*** EXTRACTED RECORDS Section Begins ***

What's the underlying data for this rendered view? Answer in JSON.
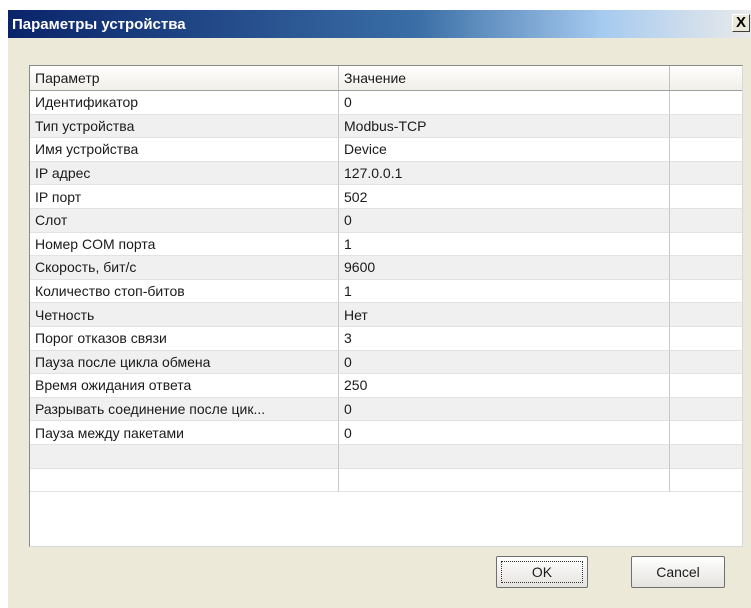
{
  "window": {
    "title": "Параметры устройства",
    "close_label": "X"
  },
  "table": {
    "columns": [
      "Параметр",
      "Значение",
      ""
    ],
    "rows": [
      [
        "Идентификатор",
        "0"
      ],
      [
        "Тип устройства",
        "Modbus-TCP"
      ],
      [
        "Имя устройства",
        "Device"
      ],
      [
        "IP адрес",
        "127.0.0.1"
      ],
      [
        "IP порт",
        "502"
      ],
      [
        "Слот",
        "0"
      ],
      [
        "Номер COM порта",
        "1"
      ],
      [
        "Скорость, бит/с",
        "9600"
      ],
      [
        "Количество стоп-битов",
        "1"
      ],
      [
        "Четность",
        "Нет"
      ],
      [
        "Порог отказов связи",
        "3"
      ],
      [
        "Пауза после цикла обмена",
        "0"
      ],
      [
        "Время ожидания ответа",
        "250"
      ],
      [
        "Разрывать соединение после цик...",
        "0"
      ],
      [
        "Пауза между пакетами",
        "0"
      ]
    ]
  },
  "buttons": {
    "ok_label": "OK",
    "cancel_label": "Cancel"
  }
}
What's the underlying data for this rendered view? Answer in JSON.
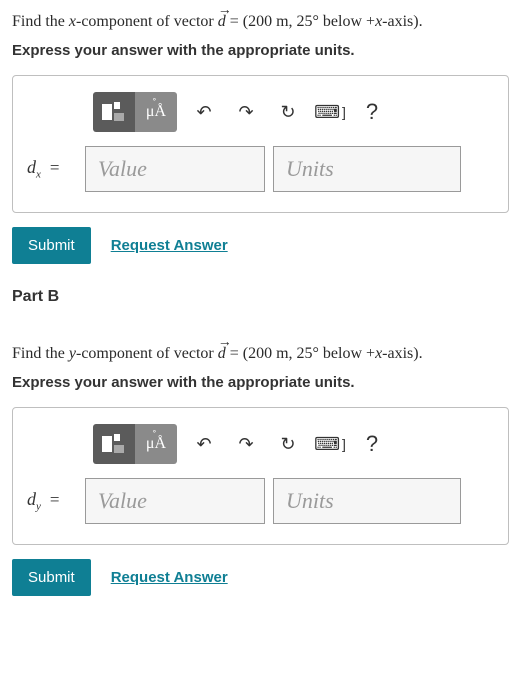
{
  "partA": {
    "question_pre": "Find the ",
    "question_var": "x",
    "question_mid": "-component of vector ",
    "vector_letter": "d",
    "question_post": " = (200 m, 25° below +",
    "axis_var": "x",
    "question_end": "-axis).",
    "sub_instruction": "Express your answer with the appropriate units.",
    "toolbar": {
      "units_label": "μÅ",
      "undo_glyph": "↶",
      "redo_glyph": "↷",
      "reset_glyph": "↻",
      "keyboard_glyph": "⌨",
      "help_glyph": "?"
    },
    "lhs_var": "d",
    "lhs_sub": "x",
    "eq": "=",
    "value_placeholder": "Value",
    "units_placeholder": "Units",
    "submit_label": "Submit",
    "request_label": "Request Answer"
  },
  "partB_header": "Part B",
  "partB": {
    "question_pre": "Find the ",
    "question_var": "y",
    "question_mid": "-component of vector ",
    "vector_letter": "d",
    "question_post": " = (200 m, 25° below +",
    "axis_var": "x",
    "question_end": "-axis).",
    "sub_instruction": "Express your answer with the appropriate units.",
    "toolbar": {
      "units_label": "μÅ",
      "undo_glyph": "↶",
      "redo_glyph": "↷",
      "reset_glyph": "↻",
      "keyboard_glyph": "⌨",
      "help_glyph": "?"
    },
    "lhs_var": "d",
    "lhs_sub": "y",
    "eq": "=",
    "value_placeholder": "Value",
    "units_placeholder": "Units",
    "submit_label": "Submit",
    "request_label": "Request Answer"
  }
}
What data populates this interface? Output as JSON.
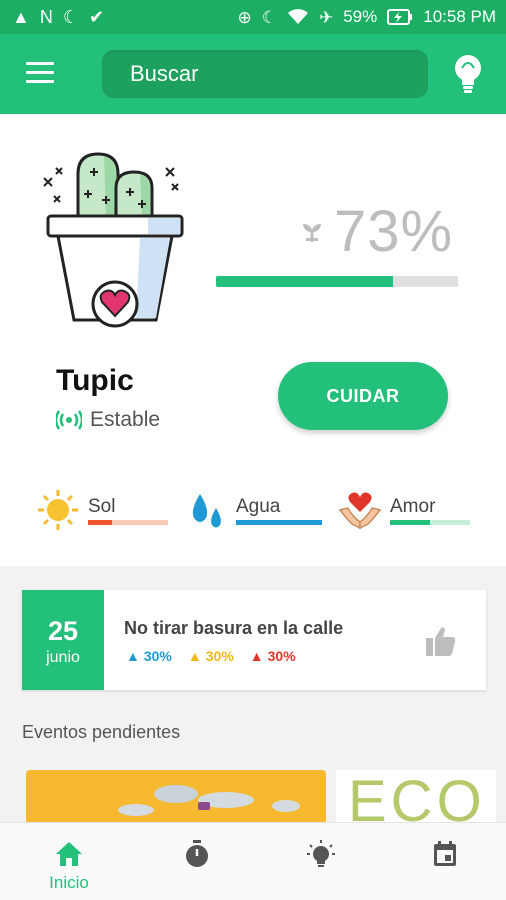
{
  "status_bar": {
    "battery": "59%",
    "time": "10:58 PM",
    "icons_left": [
      "warning-icon",
      "n-icon",
      "moon-icon",
      "v-icon"
    ],
    "icons_right": [
      "clock-icon",
      "moon-icon",
      "wifi-icon",
      "airplane-icon",
      "battery-charging-icon"
    ]
  },
  "app_bar": {
    "search_placeholder": "Buscar",
    "color": "#22c07a"
  },
  "plant": {
    "name": "Tupic",
    "state": "Estable",
    "health_percent": "73%",
    "health_value": 73,
    "action_label": "CUIDAR"
  },
  "stats": [
    {
      "label": "Sol",
      "icon": "sun-icon",
      "fill": 0.3,
      "color": "#f0562a",
      "track": "#f9c9b8"
    },
    {
      "label": "Agua",
      "icon": "water-drops-icon",
      "fill": 1.0,
      "color": "#1f9ad6",
      "track": "#b9e1f4"
    },
    {
      "label": "Amor",
      "icon": "love-hands-icon",
      "fill": 0.5,
      "color": "#22c07a",
      "track": "#c6eed9"
    }
  ],
  "event": {
    "day": "25",
    "month": "junio",
    "title": "No tirar basura en la calle",
    "metrics": [
      {
        "value": "30%",
        "color": "#1f9ad6"
      },
      {
        "value": "30%",
        "color": "#f2b611"
      },
      {
        "value": "30%",
        "color": "#e0352b"
      }
    ]
  },
  "pending": {
    "title": "Eventos pendientes",
    "card_b_text": "ECO"
  },
  "bottom_nav": {
    "items": [
      {
        "label": "Inicio",
        "icon": "home-icon",
        "active": true
      },
      {
        "label": "",
        "icon": "stopwatch-icon",
        "active": false
      },
      {
        "label": "",
        "icon": "lightbulb-icon",
        "active": false
      },
      {
        "label": "",
        "icon": "calendar-icon",
        "active": false
      }
    ]
  }
}
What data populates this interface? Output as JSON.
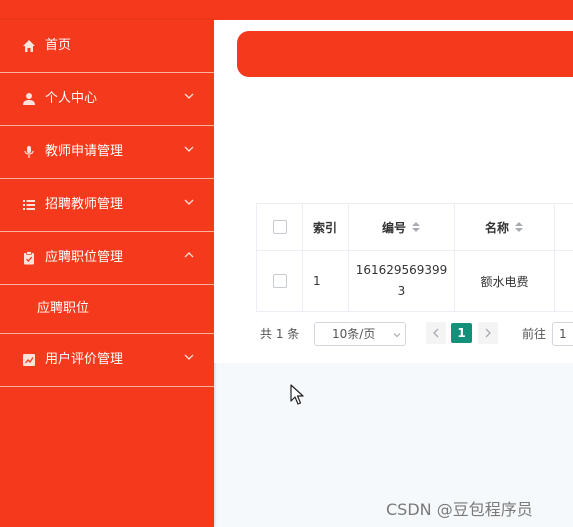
{
  "sidebar": {
    "items": [
      {
        "label": "首页",
        "icon": "home-icon"
      },
      {
        "label": "个人中心",
        "icon": "user-icon"
      },
      {
        "label": "教师申请管理",
        "icon": "microphone-icon"
      },
      {
        "label": "招聘教师管理",
        "icon": "list-icon"
      },
      {
        "label": "应聘职位管理",
        "icon": "clipboard-icon",
        "expanded": true
      },
      {
        "label": "用户评价管理",
        "icon": "chart-icon"
      }
    ],
    "submenu": [
      {
        "label": "应聘职位"
      }
    ]
  },
  "table": {
    "columns": [
      "索引",
      "编号",
      "名称"
    ],
    "rows": [
      {
        "index": "1",
        "id": "1616295693993",
        "name": "额水电费"
      }
    ]
  },
  "pagination": {
    "total": "共 1 条",
    "page_size": "10条/页",
    "current_page": "1",
    "goto_label": "前往",
    "goto_value": "1"
  },
  "watermark": "CSDN @豆包程序员",
  "colors": {
    "primary": "#f4391c",
    "accent": "#13907a"
  }
}
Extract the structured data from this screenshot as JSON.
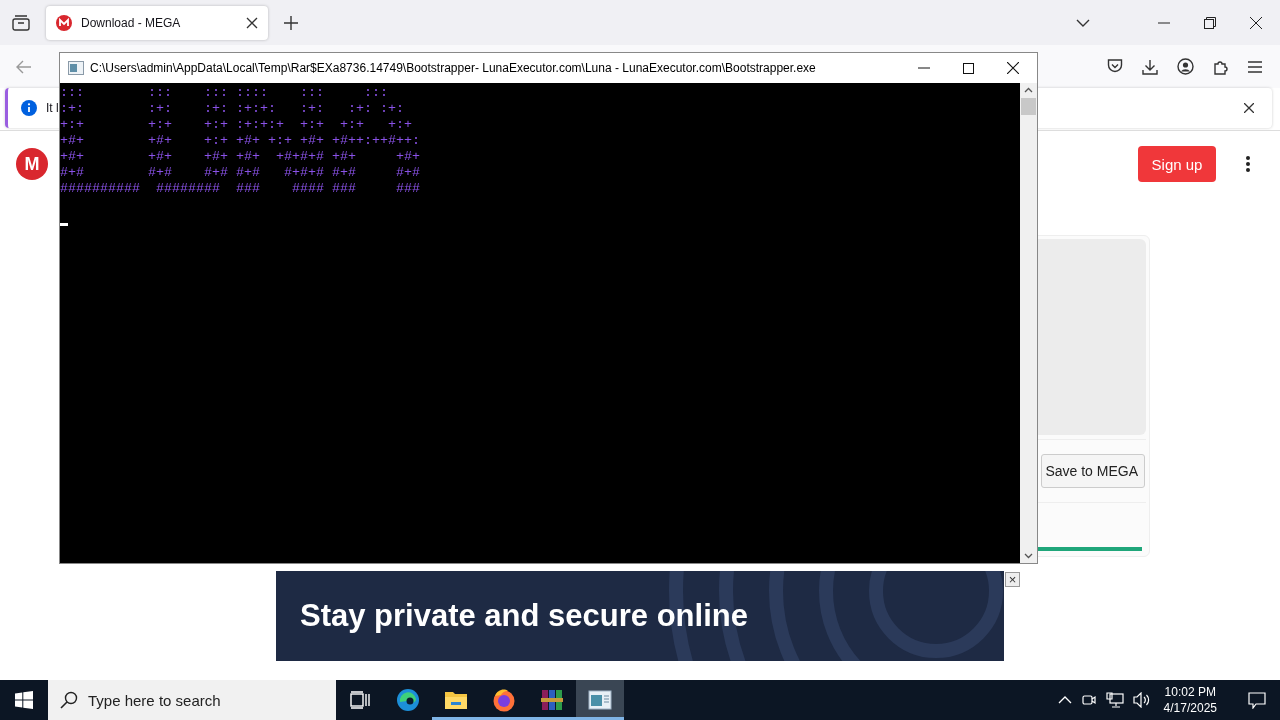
{
  "browser": {
    "tabs": [
      {
        "title": "Download - MEGA",
        "selected": true
      }
    ],
    "notification": {
      "text": "It l"
    }
  },
  "page": {
    "logo_letter": "M",
    "signup": "Sign up",
    "save_button": "Save to MEGA"
  },
  "ad": {
    "headline": "Stay private and secure online",
    "close": "×"
  },
  "console": {
    "title": "C:\\Users\\admin\\AppData\\Local\\Temp\\Rar$EXa8736.14749\\Bootstrapper- LunaExecutor.com\\Luna - LunaExecutor.com\\Bootstrapper.exe",
    "lines": [
      ":::        :::    ::: ::::    :::     :::",
      ":+:        :+:    :+: :+:+:   :+:   :+: :+:",
      "+:+        +:+    +:+ :+:+:+  +:+  +:+   +:+",
      "+#+        +#+    +:+ +#+ +:+ +#+ +#++:++#++:",
      "+#+        +#+    +#+ +#+  +#+#+# +#+     +#+",
      "#+#        #+#    #+# #+#   #+#+# #+#     #+#",
      "##########  ########  ###    #### ###     ###"
    ]
  },
  "taskbar": {
    "search_placeholder": "Type here to search",
    "apps": [
      {
        "kind": "taskview",
        "running": false,
        "selected": false
      },
      {
        "kind": "edge",
        "running": false,
        "selected": false
      },
      {
        "kind": "explorer",
        "running": true,
        "selected": false
      },
      {
        "kind": "firefox",
        "running": true,
        "selected": false
      },
      {
        "kind": "winrar",
        "running": true,
        "selected": false
      },
      {
        "kind": "console",
        "running": true,
        "selected": true
      }
    ],
    "time": "10:02 PM",
    "date": "4/17/2025"
  }
}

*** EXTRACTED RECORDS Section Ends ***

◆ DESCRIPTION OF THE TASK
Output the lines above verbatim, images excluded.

◆ EXERCISE OUTPUT
What's the underlying data for this rendered view? Answer in JSON.
{
  "window": {
    "title": "Параметры устройства",
    "close_label": "X"
  },
  "table": {
    "columns": [
      "Параметр",
      "Значение",
      ""
    ],
    "rows": [
      [
        "Идентификатор",
        "0"
      ],
      [
        "Тип устройства",
        "Modbus-TCP"
      ],
      [
        "Имя устройства",
        "Device"
      ],
      [
        "IP адрес",
        "127.0.0.1"
      ],
      [
        "IP порт",
        "502"
      ],
      [
        "Слот",
        "0"
      ],
      [
        "Номер COM порта",
        "1"
      ],
      [
        "Скорость, бит/с",
        "9600"
      ],
      [
        "Количество стоп-битов",
        "1"
      ],
      [
        "Четность",
        "Нет"
      ],
      [
        "Порог отказов связи",
        "3"
      ],
      [
        "Пауза после цикла обмена",
        "0"
      ],
      [
        "Время ожидания ответа",
        "250"
      ],
      [
        "Разрывать соединение после цик...",
        "0"
      ],
      [
        "Пауза между пакетами",
        "0"
      ]
    ]
  },
  "buttons": {
    "ok_label": "OK",
    "cancel_label": "Cancel"
  }
}
What's the underlying data for this rendered view? Answer in JSON.
{
  "partA": {
    "question_pre": "Find the ",
    "question_var": "x",
    "question_mid": "-component of vector ",
    "vector_letter": "d",
    "question_post": " = (200 m, 25° below +",
    "axis_var": "x",
    "question_end": "-axis).",
    "sub_instruction": "Express your answer with the appropriate units.",
    "toolbar": {
      "units_label": "μÅ",
      "undo_glyph": "↶",
      "redo_glyph": "↷",
      "reset_glyph": "↻",
      "keyboard_glyph": "⌨",
      "help_glyph": "?"
    },
    "lhs_var": "d",
    "lhs_sub": "x",
    "eq": "=",
    "value_placeholder": "Value",
    "units_placeholder": "Units",
    "submit_label": "Submit",
    "request_label": "Request Answer"
  },
  "partB_header": "Part B",
  "partB": {
    "question_pre": "Find the ",
    "question_var": "y",
    "question_mid": "-component of vector ",
    "vector_letter": "d",
    "question_post": " = (200 m, 25° below +",
    "axis_var": "x",
    "question_end": "-axis).",
    "sub_instruction": "Express your answer with the appropriate units.",
    "toolbar": {
      "units_label": "μÅ",
      "undo_glyph": "↶",
      "redo_glyph": "↷",
      "reset_glyph": "↻",
      "keyboard_glyph": "⌨",
      "help_glyph": "?"
    },
    "lhs_var": "d",
    "lhs_sub": "y",
    "eq": "=",
    "value_placeholder": "Value",
    "units_placeholder": "Units",
    "submit_label": "Submit",
    "request_label": "Request Answer"
  }
}
What data populates this interface? Output as JSON.
{
  "status_bar": {
    "battery": "59%",
    "time": "10:58 PM",
    "icons_left": [
      "warning-icon",
      "n-icon",
      "moon-icon",
      "v-icon"
    ],
    "icons_right": [
      "clock-icon",
      "moon-icon",
      "wifi-icon",
      "airplane-icon",
      "battery-charging-icon"
    ]
  },
  "app_bar": {
    "search_placeholder": "Buscar",
    "color": "#22c07a"
  },
  "plant": {
    "name": "Tupic",
    "state": "Estable",
    "health_percent": "73%",
    "health_value": 73,
    "action_label": "CUIDAR"
  },
  "stats": [
    {
      "label": "Sol",
      "icon": "sun-icon",
      "fill": 0.3,
      "color": "#f0562a",
      "track": "#f9c9b8"
    },
    {
      "label": "Agua",
      "icon": "water-drops-icon",
      "fill": 1.0,
      "color": "#1f9ad6",
      "track": "#b9e1f4"
    },
    {
      "label": "Amor",
      "icon": "love-hands-icon",
      "fill": 0.5,
      "color": "#22c07a",
      "track": "#c6eed9"
    }
  ],
  "event": {
    "day": "25",
    "month": "junio",
    "title": "No tirar basura en la calle",
    "metrics": [
      {
        "value": "30%",
        "color": "#1f9ad6"
      },
      {
        "value": "30%",
        "color": "#f2b611"
      },
      {
        "value": "30%",
        "color": "#e0352b"
      }
    ]
  },
  "pending": {
    "title": "Eventos pendientes",
    "card_b_text": "ECO"
  },
  "bottom_nav": {
    "items": [
      {
        "label": "Inicio",
        "icon": "home-icon",
        "active": true
      },
      {
        "label": "",
        "icon": "stopwatch-icon",
        "active": false
      },
      {
        "label": "",
        "icon": "lightbulb-icon",
        "active": false
      },
      {
        "label": "",
        "icon": "calendar-icon",
        "active": false
      }
    ]
  }
}
What data populates this interface? Output as JSON.
{
  "sidebar": {
    "items": [
      {
        "label": "首页",
        "icon": "home-icon"
      },
      {
        "label": "个人中心",
        "icon": "user-icon"
      },
      {
        "label": "教师申请管理",
        "icon": "microphone-icon"
      },
      {
        "label": "招聘教师管理",
        "icon": "list-icon"
      },
      {
        "label": "应聘职位管理",
        "icon": "clipboard-icon",
        "expanded": true
      },
      {
        "label": "用户评价管理",
        "icon": "chart-icon"
      }
    ],
    "submenu": [
      {
        "label": "应聘职位"
      }
    ]
  },
  "table": {
    "columns": [
      "索引",
      "编号",
      "名称"
    ],
    "rows": [
      {
        "index": "1",
        "id": "1616295693993",
        "name": "额水电费"
      }
    ]
  },
  "pagination": {
    "total": "共 1 条",
    "page_size": "10条/页",
    "current_page": "1",
    "goto_label": "前往",
    "goto_value": "1"
  },
  "watermark": "CSDN @豆包程序员",
  "colors": {
    "primary": "#f4391c",
    "accent": "#13907a"
  }
}
Extract the structured data from this screenshot as JSON.
{
  "browser": {
    "tabs": [
      {
        "title": "Download - MEGA",
        "selected": true
      }
    ],
    "notification": {
      "text": "It l"
    }
  },
  "page": {
    "logo_letter": "M",
    "signup": "Sign up",
    "save_button": "Save to MEGA"
  },
  "ad": {
    "headline": "Stay private and secure online",
    "close": "×"
  },
  "console": {
    "title": "C:\\Users\\admin\\AppData\\Local\\Temp\\Rar$EXa8736.14749\\Bootstrapper- LunaExecutor.com\\Luna - LunaExecutor.com\\Bootstrapper.exe",
    "lines": [
      ":::        :::    ::: ::::    :::     :::",
      ":+:        :+:    :+: :+:+:   :+:   :+: :+:",
      "+:+        +:+    +:+ :+:+:+  +:+  +:+   +:+",
      "+#+        +#+    +:+ +#+ +:+ +#+ +#++:++#++:",
      "+#+        +#+    +#+ +#+  +#+#+# +#+     +#+",
      "#+#        #+#    #+# #+#   #+#+# #+#     #+#",
      "##########  ########  ###    #### ###     ###"
    ]
  },
  "taskbar": {
    "search_placeholder": "Type here to search",
    "apps": [
      {
        "kind": "taskview",
        "running": false,
        "selected": false
      },
      {
        "kind": "edge",
        "running": false,
        "selected": false
      },
      {
        "kind": "explorer",
        "running": true,
        "selected": false
      },
      {
        "kind": "firefox",
        "running": true,
        "selected": false
      },
      {
        "kind": "winrar",
        "running": true,
        "selected": false
      },
      {
        "kind": "console",
        "running": true,
        "selected": true
      }
    ],
    "time": "10:02 PM",
    "date": "4/17/2025"
  }
}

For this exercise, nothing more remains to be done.